ASSIGNMENT
Every line of the listing that follows must be written out unchanged.

SUPPLIED INFORMATION
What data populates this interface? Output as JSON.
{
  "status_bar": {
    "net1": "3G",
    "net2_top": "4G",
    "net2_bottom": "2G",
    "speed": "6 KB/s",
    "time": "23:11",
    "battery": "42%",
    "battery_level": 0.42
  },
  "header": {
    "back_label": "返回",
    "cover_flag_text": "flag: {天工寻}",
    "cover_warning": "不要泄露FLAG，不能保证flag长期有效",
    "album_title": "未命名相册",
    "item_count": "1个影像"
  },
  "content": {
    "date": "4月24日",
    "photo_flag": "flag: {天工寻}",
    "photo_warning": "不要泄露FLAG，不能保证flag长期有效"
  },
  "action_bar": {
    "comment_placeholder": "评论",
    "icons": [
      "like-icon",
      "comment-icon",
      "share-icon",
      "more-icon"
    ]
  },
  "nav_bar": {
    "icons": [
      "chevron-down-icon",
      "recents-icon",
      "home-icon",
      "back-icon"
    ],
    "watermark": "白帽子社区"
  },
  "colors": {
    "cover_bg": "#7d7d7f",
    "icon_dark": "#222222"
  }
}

TASK ANSWER
What data populates this interface? Output as JSON.
{
  "status_bar": {
    "net1": "3G",
    "net2_top": "4G",
    "net2_bottom": "2G",
    "speed": "6 KB/s",
    "time": "23:11",
    "battery": "42%",
    "battery_level": 0.42
  },
  "header": {
    "back_label": "返回",
    "cover_flag_text": "flag: {天工寻}",
    "cover_warning": "不要泄露FLAG，不能保证flag长期有效",
    "album_title": "未命名相册",
    "item_count": "1个影像"
  },
  "content": {
    "date": "4月24日",
    "photo_flag": "flag: {天工寻}",
    "photo_warning": "不要泄露FLAG，不能保证flag长期有效"
  },
  "action_bar": {
    "comment_placeholder": "评论",
    "icons": [
      "like-icon",
      "comment-icon",
      "share-icon",
      "more-icon"
    ]
  },
  "nav_bar": {
    "icons": [
      "chevron-down-icon",
      "recents-icon",
      "home-icon",
      "back-icon"
    ],
    "watermark": "白帽子社区"
  },
  "colors": {
    "cover_bg": "#7d7d7f",
    "icon_dark": "#222222"
  }
}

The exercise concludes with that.